↓
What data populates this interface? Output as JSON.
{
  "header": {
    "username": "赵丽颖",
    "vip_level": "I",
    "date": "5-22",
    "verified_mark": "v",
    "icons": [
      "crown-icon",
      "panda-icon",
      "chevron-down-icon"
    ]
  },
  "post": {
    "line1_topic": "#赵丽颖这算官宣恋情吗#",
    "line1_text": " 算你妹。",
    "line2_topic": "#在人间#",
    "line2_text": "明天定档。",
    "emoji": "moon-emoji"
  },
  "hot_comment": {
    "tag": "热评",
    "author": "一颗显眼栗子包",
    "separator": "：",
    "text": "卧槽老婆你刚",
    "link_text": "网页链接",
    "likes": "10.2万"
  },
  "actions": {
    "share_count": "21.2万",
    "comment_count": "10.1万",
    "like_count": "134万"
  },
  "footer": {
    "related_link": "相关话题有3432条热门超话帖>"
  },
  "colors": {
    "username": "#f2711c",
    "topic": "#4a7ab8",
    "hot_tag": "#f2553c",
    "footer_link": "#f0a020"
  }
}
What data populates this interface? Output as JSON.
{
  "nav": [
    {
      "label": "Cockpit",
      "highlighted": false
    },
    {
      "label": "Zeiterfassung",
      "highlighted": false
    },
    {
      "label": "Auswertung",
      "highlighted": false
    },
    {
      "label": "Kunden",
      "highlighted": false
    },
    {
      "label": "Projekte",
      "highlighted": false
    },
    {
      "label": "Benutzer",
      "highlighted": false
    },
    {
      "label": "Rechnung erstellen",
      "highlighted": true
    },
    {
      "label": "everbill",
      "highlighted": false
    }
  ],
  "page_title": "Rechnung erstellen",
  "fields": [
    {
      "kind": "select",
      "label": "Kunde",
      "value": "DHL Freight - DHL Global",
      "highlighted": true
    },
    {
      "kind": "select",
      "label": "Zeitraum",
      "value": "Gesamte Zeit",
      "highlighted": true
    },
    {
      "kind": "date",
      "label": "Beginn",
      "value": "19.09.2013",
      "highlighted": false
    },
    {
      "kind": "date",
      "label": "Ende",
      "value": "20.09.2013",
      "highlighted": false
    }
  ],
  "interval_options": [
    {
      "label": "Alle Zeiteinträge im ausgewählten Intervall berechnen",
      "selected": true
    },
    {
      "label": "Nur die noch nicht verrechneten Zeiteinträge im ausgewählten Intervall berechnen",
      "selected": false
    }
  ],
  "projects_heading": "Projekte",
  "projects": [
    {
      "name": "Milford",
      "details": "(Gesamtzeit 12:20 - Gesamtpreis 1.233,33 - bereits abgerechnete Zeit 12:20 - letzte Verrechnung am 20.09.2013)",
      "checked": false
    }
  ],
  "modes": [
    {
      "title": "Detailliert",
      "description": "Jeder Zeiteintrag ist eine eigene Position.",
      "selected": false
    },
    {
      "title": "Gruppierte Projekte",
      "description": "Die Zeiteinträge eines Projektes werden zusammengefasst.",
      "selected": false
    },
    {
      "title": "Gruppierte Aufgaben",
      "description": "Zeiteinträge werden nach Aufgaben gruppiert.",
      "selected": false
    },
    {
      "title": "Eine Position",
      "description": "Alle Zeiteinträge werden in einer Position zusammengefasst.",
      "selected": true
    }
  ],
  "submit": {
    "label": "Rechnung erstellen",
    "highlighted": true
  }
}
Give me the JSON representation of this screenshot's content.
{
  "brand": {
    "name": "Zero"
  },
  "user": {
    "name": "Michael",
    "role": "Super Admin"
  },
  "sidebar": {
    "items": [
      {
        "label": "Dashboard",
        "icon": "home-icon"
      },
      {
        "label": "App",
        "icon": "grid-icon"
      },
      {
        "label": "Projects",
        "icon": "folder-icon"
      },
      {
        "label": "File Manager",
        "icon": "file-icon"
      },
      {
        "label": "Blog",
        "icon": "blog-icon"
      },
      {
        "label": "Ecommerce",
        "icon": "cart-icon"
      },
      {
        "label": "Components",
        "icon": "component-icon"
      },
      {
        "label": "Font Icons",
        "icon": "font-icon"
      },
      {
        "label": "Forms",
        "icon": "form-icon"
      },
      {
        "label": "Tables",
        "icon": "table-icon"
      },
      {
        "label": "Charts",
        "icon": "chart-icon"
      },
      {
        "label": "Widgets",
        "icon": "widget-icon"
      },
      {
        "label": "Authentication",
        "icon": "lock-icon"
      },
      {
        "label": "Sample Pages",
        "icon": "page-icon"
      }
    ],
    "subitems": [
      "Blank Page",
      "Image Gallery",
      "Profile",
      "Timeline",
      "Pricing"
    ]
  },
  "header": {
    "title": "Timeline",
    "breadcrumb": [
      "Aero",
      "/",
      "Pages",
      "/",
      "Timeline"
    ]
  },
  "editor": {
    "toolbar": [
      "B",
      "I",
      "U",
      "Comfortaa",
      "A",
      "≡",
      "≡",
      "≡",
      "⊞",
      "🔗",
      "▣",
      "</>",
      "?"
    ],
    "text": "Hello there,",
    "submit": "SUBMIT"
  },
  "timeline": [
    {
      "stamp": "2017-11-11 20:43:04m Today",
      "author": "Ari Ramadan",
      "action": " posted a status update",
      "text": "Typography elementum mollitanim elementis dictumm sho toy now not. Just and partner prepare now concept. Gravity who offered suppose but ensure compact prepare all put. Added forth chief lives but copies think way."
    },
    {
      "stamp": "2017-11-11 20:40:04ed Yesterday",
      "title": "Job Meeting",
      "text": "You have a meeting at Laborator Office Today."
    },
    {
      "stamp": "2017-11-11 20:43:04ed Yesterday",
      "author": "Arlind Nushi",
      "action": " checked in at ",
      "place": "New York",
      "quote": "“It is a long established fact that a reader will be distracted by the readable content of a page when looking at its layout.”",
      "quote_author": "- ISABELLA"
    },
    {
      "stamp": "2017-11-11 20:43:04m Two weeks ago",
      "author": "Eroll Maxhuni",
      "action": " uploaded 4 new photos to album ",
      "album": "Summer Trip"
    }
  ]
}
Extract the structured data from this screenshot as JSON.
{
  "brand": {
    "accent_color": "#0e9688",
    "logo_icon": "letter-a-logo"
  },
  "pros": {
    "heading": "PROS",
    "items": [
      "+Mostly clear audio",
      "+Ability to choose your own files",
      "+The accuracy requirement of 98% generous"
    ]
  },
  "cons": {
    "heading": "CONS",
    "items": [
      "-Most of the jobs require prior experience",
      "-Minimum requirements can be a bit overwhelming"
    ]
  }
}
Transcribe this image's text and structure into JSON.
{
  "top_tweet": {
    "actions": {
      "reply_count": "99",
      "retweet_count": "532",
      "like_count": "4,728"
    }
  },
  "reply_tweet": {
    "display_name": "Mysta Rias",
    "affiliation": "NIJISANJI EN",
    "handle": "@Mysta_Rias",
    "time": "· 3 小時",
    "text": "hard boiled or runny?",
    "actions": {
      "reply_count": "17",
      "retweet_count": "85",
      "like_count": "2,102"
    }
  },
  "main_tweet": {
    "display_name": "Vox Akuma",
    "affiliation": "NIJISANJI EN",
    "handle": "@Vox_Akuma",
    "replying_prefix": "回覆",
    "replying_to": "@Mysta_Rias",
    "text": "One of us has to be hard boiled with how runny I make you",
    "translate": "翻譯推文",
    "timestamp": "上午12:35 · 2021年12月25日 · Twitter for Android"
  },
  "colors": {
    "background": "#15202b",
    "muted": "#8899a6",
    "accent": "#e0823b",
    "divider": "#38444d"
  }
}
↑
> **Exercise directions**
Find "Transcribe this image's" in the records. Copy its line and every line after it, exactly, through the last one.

> **Output of the task**
Transcribe this image's text and structure into JSON.
{
  "top_tweet": {
    "actions": {
      "reply_count": "99",
      "retweet_count": "532",
      "like_count": "4,728"
    }
  },
  "reply_tweet": {
    "display_name": "Mysta Rias",
    "affiliation": "NIJISANJI EN",
    "handle": "@Mysta_Rias",
    "time": "· 3 小時",
    "text": "hard boiled or runny?",
    "actions": {
      "reply_count": "17",
      "retweet_count": "85",
      "like_count": "2,102"
    }
  },
  "main_tweet": {
    "display_name": "Vox Akuma",
    "affiliation": "NIJISANJI EN",
    "handle": "@Vox_Akuma",
    "replying_prefix": "回覆",
    "replying_to": "@Mysta_Rias",
    "text": "One of us has to be hard boiled with how runny I make you",
    "translate": "翻譯推文",
    "timestamp": "上午12:35 · 2021年12月25日 · Twitter for Android"
  },
  "colors": {
    "background": "#15202b",
    "muted": "#8899a6",
    "accent": "#e0823b",
    "divider": "#38444d"
  }
}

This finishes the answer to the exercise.